By Adam McArthur General Manager Community Futures Capital Region
For small businesses that are just getting their feet wet, there can be a tendency to try to carry the load of running their operation entirely on one set of shoulders: their own.
This may be viewed as a necessity, however it is not ideal.
There are risks-both obvious and unforeseen-to having a single person stretch themselves too thin.
An obvious risk is increased stress. An abundance of risk can contribute to poor decisions being made. The stress is a result of being under prepared for the challenges that need to be met.
An unforeseen risk is one that will bring an undesired outcome that you are unaware of or not equipped to detect. Entrepreneurs are often adding risk to their business by not being versed with the basics of sound bookkeeping practices that often do not emerge as a problem until detected by a professional.
What can we do?
Experienced business owners know that well trained employees are key-92% responded as such.
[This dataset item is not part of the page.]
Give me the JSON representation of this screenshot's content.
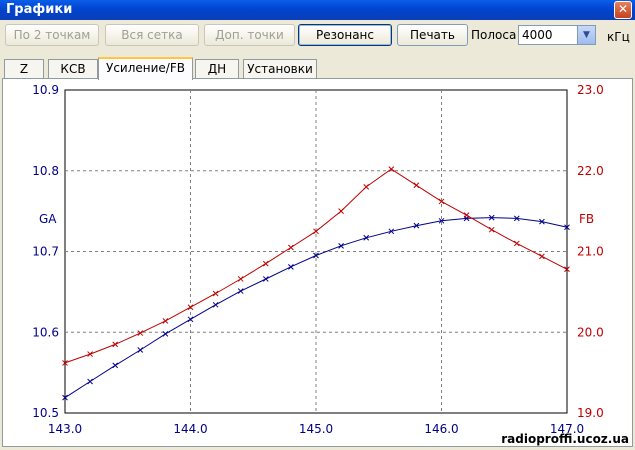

But you are just starting out and do not even have the staff to train.
That leaves one person to need training: yourself. You have been working in your business but it might be time to work on your business. One part of working on your business is to assess what you are doing well and what you need to do better.
In rural communities there are an increasing number of ways to take in training and development opportunities. You may feel most comfortable with taking in an Online Course or Webinar from the comfort of your home. This is an option for many clients that feel that they are too pressed for time to attend an in-person event.
Others Entrepreneurs may be able to fit in a learning opportunity over the lunch hour at an event being put on by their local Community Futures or Chamber of Commerce. This is a reasonable way to both network with potential clients and learn about key information related to the topic of the day. It is a quick and inexpensive way to gage it is a topic you need to pursue in an in-depth approach.
Additionally, there are often ½ day, full day or longer learning opportunities that are able to expand on topics that you are looking to learn about to apply to your business plan. These are also an opportunity to build your network and pursue business opportunities.
There is not a single best way to seek out business training and skill development. It is accumulated over time. Community Futures knows the that clients that work both in and on their business are the clients that carry less stress and are mitigating unforeseen risks to their business.
How to measure success?
There are both tangible and intangible measures. For some businesses, it is all about ROI-Return on Investment.
Return on Investment = Change in Cost of Activity/Total Cost of Training x 100%
As an example: Say you attend a workshop on” How to Handle Customer Complaints”.
You pay $100 to attend. It takes you one hour to attend the course. In the following month, using the skills you learned, you are able to reduce the time required to deal with resolving complaints and 4 hours and your hourly wage you charge is $50 per hour. You now have 4 extra hours to put toward offering your services.
Return on Investment: $200 (Wages earned in 4 new available hours)
$150 (Attendance Fee plus 1 hour of your time)
X100% = 133%
That’s a positive return on your investment. Anything over 100% is a positive return on you investment.
What about the intangible? In our example, do you think the entrepreneur is more confident about their skill set? Do they feel that there is now less on their plate to deal with? Is the business improving it’s reputation?
These are all intangible improvements but very much important ones to consider.
Community Futures is always thrilled when we get the chance to help our clients improve how they run their business.
i OECD, Statistics Canada, IPOS Reid 2013, Canadian Chamber of Commerce